Bald Eagles are Real Christians

My friend and I met up outside afterwards and talked about the whole experience, trying to make sense of this renegade church group. It was so weird to enter a church as such an obvious outsider. I shared that I wish I had gone to the service before Sunday school to see what the worship was like, and we compared our experiences growing up in evangelical churches. I talked about the laser light shows and fog machines during our worship services. She laughed and said, “Oh, you were one of THOSE churches,” explaining that in her home church, even drums weren’t allowed. I decided not to tell her about the paper mache replica of the Statue of Liberty rising from behind the stage at the 4th of July service. That’s probably something only real Christians would understand.

*Some of my high school and college friends certainly just did a spit take if they’re reading this, because they had no idea it was possible for me to attend church LESS than I had before.

Tuesday, June 16, 2015

Lauren's Sad Sack Internet Search History and Breakup Playlist

Lauren from Echoes is having a rough time after her fiancée dumped her. Luckily she has access to an electronic encyclopedia service that can help provide her with some answers. She also has a kick-ass breakup playlist to jam-out to/cry along with and she tries not to drip too much ice cream between the keys of her new computer terminal machine.


"Fiancee had one glass of champagne, should I be worried?"
"Bible verses about drinking champagne"
“Do men typically break off engagements when women cut their (long blonde) hair?”
"Stories about couples getting back together after a bad haircut grows out"
“Wigs in Nashville, TN”
“Closest store with Ben and Jerry's”
“How do I send photos via electronic letters?”
“Where is a scanner store, Nashville, TN?”
“Can I make myself look thinner in scanned photos?”
“How to cancel a sent email”
“Help with canceling sent email”
“How to repair a wig that’s been torn apart by human hands?”
“Pet stores, Nashville TN”
“How to pick a cat that will love you?”
“How to know if your cat cares about you? Even just as friends”
“Do cats feel anything?”
"Do I feel anything?"
“why.
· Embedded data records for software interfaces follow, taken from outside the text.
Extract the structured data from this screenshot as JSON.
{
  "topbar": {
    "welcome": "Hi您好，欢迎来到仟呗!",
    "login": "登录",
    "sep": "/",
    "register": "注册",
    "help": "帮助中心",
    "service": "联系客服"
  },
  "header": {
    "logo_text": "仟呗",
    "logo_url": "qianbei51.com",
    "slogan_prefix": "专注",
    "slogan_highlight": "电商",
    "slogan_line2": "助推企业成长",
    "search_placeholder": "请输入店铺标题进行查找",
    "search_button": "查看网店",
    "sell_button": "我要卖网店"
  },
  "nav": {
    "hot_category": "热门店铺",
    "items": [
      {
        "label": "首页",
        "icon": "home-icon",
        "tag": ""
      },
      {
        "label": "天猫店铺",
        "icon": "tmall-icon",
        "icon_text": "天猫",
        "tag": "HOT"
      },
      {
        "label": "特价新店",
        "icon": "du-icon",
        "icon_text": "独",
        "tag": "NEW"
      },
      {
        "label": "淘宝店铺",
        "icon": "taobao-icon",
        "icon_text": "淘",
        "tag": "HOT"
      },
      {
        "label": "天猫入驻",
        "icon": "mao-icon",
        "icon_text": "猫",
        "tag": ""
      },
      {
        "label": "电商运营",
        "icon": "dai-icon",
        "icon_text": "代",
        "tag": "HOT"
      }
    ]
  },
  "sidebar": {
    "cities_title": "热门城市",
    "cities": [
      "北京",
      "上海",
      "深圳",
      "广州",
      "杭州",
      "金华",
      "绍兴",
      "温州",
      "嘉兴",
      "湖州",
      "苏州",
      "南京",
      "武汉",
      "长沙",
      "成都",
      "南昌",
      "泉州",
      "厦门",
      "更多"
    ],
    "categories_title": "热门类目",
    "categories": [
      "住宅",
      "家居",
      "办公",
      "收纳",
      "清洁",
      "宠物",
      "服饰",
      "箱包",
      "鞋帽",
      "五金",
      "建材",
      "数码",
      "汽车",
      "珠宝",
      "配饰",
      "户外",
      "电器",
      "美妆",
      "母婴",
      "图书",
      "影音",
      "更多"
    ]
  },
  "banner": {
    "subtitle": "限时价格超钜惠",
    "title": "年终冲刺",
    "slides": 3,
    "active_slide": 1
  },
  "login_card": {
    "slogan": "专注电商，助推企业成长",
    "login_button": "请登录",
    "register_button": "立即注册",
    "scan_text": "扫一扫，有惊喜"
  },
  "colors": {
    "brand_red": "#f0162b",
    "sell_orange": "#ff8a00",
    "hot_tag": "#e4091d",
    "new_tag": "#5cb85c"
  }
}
WHY?”
"Bible verses that support not talking about problems"
“Night classes for teaching certification, Nashville TN”
“Best places to teach if you hate teaching”
"If I throw away my dirty dishes and replace with paper plates, will I be a bad witness for Jesus?"
"Boyfriend shaped pillows"
“Grocery stores that deliver”
"How to submit Elizabeth Barrett Browning and Robert Browning fan-fiction"
“How often should a person leave their apartment?”
“Store that sells Ben and Jerry's with multiple clerks”
“Non-judgemental store that sells Ben and Jerry's, Nashville TN”
"Elastic waisted pants, delivery"
“How many people have to leave you before you know it’s your fault”
“Bible verses that can replace therapy”